She will also receive return flights to Kenya courtesy of Kenya Airways, and a Nikon D810 body and 24-120mm f/4G ED VR AF-S NIKKOR lens courtesy of Nikon.
Working alongside international wildlife charity The Born Free Foundation, the Comedy Wildlife Photography Awards hopes to share the true playfulness of the animal kingdom with the public.
However, there is a serious message behind the laughs as the award’s aim is to raise awareness of the importance of protecting the environment for the world’s creatures.
Judge Tom Sullam said: “Animals can make you laugh without even knowing why. It is the anthropomorphic behaviour.
"There is also such a broad range of animals, from so many countries, that it really raises the awareness of conservation on a global scale.
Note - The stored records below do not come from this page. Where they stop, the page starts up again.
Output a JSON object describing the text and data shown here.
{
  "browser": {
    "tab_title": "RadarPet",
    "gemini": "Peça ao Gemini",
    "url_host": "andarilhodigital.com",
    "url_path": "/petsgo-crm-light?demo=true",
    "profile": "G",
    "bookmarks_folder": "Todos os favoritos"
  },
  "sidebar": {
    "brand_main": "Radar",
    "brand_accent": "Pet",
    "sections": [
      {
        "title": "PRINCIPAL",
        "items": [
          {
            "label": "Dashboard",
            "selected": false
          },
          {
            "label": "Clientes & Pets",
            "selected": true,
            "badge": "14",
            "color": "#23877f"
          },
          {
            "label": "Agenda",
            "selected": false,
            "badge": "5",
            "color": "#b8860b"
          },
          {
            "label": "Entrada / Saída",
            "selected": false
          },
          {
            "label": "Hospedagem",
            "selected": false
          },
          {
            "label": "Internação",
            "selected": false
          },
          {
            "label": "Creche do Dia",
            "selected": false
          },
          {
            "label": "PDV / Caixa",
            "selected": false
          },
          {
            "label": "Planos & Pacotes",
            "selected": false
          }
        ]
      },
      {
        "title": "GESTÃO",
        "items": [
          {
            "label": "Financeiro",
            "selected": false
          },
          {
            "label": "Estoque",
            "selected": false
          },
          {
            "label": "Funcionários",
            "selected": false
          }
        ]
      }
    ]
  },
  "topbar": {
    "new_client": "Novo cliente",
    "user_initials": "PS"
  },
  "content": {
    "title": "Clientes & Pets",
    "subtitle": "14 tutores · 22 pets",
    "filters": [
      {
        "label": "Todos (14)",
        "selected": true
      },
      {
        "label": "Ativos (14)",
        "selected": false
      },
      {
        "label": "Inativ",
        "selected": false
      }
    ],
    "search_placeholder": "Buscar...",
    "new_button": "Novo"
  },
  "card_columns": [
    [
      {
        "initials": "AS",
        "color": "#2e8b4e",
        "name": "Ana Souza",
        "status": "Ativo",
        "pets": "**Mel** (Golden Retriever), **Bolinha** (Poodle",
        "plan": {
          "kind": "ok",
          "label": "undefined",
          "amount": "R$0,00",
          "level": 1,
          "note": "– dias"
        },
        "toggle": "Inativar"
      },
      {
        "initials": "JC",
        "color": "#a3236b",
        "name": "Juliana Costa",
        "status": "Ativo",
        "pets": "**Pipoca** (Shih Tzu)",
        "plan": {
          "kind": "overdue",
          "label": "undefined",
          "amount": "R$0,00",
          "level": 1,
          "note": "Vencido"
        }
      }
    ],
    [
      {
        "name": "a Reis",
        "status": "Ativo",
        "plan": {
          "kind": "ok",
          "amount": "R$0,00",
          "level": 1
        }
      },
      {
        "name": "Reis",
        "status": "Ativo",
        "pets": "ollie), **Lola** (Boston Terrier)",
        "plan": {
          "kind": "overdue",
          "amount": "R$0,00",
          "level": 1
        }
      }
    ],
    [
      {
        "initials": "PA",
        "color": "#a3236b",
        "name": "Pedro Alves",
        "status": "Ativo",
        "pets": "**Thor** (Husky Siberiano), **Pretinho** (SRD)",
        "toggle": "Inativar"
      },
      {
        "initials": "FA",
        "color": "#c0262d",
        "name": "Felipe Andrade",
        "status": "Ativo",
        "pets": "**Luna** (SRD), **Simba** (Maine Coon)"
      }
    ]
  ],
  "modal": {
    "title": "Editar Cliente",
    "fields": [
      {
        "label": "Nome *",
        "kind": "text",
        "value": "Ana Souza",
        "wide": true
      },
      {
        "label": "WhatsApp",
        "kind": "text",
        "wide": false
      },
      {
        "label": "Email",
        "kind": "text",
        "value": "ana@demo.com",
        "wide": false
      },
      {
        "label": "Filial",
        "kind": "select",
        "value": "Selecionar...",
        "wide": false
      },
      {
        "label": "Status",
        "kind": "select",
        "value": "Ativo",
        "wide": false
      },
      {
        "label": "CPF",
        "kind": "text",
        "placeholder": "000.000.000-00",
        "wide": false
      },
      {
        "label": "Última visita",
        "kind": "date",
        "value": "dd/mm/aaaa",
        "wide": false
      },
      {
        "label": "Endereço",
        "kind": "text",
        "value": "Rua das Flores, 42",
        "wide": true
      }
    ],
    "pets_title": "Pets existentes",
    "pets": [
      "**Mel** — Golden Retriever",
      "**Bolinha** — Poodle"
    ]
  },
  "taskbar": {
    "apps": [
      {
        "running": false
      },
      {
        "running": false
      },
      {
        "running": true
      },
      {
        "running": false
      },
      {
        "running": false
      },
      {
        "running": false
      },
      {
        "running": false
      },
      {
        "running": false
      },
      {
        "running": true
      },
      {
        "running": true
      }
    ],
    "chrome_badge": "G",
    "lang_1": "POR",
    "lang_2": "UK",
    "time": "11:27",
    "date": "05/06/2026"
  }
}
“Entries came from Argentina to Sweden, from the USA to Hungary, Australia to Russia, China to South Africa, and everywhere in between!”
The panel of judges featured wildlife experts and household names including comedian Hugh Dennis, wildlife TV presenter Kate Humble, African landscape photographer Tom Sullam and wildlife photographer and Comedy Wildlife Awards founder Paul Joynson-Hicks MBE.
Other category winners included Kenya Airways In the Air winner, Nicholas de Vaulx, for his hilarious image of a pelican dropping its catch mid-flight, and Jim Chen from Taiwan, who scooped the Underwater category with a painted frog fish casually hitting another in the face.
The junior category was snapped up by 15-year-old Thomas Bullivant, from London, for a well-timed photograph of a family of smiling zebras.
Thomas said: “It was crazy to find out that I had won. I was ecstatic!
"This competition is a great niche event that lets many photographers submit cool photos that maybe wouldn't be crowned victorious in other competitions, it's amazing.”
Argentinian banker Mario Gustavo Fiorucci won the award for the portfolio category with his comedic images of four posing owls.
He said: "Given the prestige that this competition has achieved in only two years, and being one of the 40 finalists between thousands of photos, is a great honour to me."
Last year’s awards saw Austria’s Julian Rad taking first place with his memorable shot of a chubby-cheeked hamster running towards the camera.
But the judges believe the bar has been raised even higher this year.
Judge and founder of the competition, Paul Joynson-Hicks MBE, said: “Last year was great, but this year has surpassed our expectations.
"There are some phenomenal and dedicated photographers out there, most of whom are not full-time professional photographers, but who deliver equally impressive results.”
The level of entries was so high that the competition has already decided to return in 2017 to look for more of the world’s funniest wildlife images.
Paul said: “We will 100% be back again next year. The ability to raise awareness of conservation issues through the medium of humorous photography has taken us all by surprise.
“It was one of the aims of the competition, but we did not expect it to be so effective. The Born Free foundation has been a great charity to work with and we hope that the relationship with them can grow and continue over the years.”